Lithuania's third biggest city on the Baltic coast commissioned the study to analyse its transport flows and propose guidelines for developing its public transit. The study that cost 461,000 euros raised some eyebrows, as the recommendations seemed self-evident.
“Building tram lines in Klaipėda would cost about 200 million euros, while fast buses would cost some 100 million,” according to Gintaras Neniškis, the head of administration at Klaipėda Municipality.
Neniškis claimed he inherited the study from the previous city council and did not believe it was necessary.
“Public transport specialists who know the city of Klaipėda well would have given the same recommendation in much simpler terms,” he said.

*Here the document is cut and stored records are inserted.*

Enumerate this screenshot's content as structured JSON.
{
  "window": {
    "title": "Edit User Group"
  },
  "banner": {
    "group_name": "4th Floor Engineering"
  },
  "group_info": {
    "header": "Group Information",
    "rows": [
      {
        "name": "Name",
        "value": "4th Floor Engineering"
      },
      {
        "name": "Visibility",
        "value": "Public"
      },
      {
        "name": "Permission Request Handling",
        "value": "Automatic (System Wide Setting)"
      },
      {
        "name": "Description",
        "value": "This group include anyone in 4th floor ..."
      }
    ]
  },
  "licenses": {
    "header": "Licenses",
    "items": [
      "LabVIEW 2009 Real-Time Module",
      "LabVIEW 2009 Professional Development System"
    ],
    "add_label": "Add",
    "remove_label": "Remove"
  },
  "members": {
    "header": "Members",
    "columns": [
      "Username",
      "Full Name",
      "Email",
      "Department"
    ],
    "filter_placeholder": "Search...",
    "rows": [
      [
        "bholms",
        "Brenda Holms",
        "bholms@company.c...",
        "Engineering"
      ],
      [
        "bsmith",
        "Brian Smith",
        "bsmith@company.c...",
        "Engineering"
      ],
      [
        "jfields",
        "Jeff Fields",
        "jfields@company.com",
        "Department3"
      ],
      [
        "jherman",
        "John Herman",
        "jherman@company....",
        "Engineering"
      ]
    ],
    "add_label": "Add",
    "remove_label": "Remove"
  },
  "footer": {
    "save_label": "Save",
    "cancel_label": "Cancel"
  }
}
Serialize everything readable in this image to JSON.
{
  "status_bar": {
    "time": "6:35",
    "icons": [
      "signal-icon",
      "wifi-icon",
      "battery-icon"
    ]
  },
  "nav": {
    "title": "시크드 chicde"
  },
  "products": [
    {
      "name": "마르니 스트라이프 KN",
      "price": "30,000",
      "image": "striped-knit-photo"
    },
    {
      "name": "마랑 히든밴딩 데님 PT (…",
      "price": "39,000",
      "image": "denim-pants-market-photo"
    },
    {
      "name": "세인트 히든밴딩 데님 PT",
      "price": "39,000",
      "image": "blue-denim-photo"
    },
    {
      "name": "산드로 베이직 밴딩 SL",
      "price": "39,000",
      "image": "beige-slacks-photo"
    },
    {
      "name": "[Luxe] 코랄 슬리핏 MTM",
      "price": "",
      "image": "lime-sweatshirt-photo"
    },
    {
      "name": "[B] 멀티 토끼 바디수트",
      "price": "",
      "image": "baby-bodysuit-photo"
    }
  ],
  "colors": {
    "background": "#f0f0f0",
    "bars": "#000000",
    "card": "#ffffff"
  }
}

Even though the study was funded by the European Investment Bank, the city committed to invest ten times more into green public transit, otherwise it would have to repay the grant.
Ordinary citizens seemed to agree.
“I find the idea ridiculous,” Neringa told LRT TV. “When more and more people are leaving [...] imagine the city building a tram.”
Klaipėda population decreased from around 190,000 in 2001 to around 150,000 by 2016.
“We know already we don't need any of that, it's a small city, I think we have enough public transport,” said Agota on the streets in Klaipėda. “They'd do better to build better walkways, the streets are now more walkable,” said another resident, Algis.
But the city's former head of administration said the study is not useless.
“It does not only say what's possible and what's not, what's expensive and what's not. It's a comprehensive study of the public transit and transport in general in Klaipėda,” said Saulius Budinas who now sits on the municipal council.
“A tram is part of a modern city's image,” he added.
In proposing the idea, the Klaipėda authorities considered the example of Olsztyn, a similarly-sized town in Poland. It dismantled its tram network in the 1960s, but recently spent some 120 million euros to rebuild three lines.
Klaipėda, too, used to have trams in the early 20th century. It now plans to rid the town's centre of any transport running on fossil fuels by 2030 and invest into electric transit.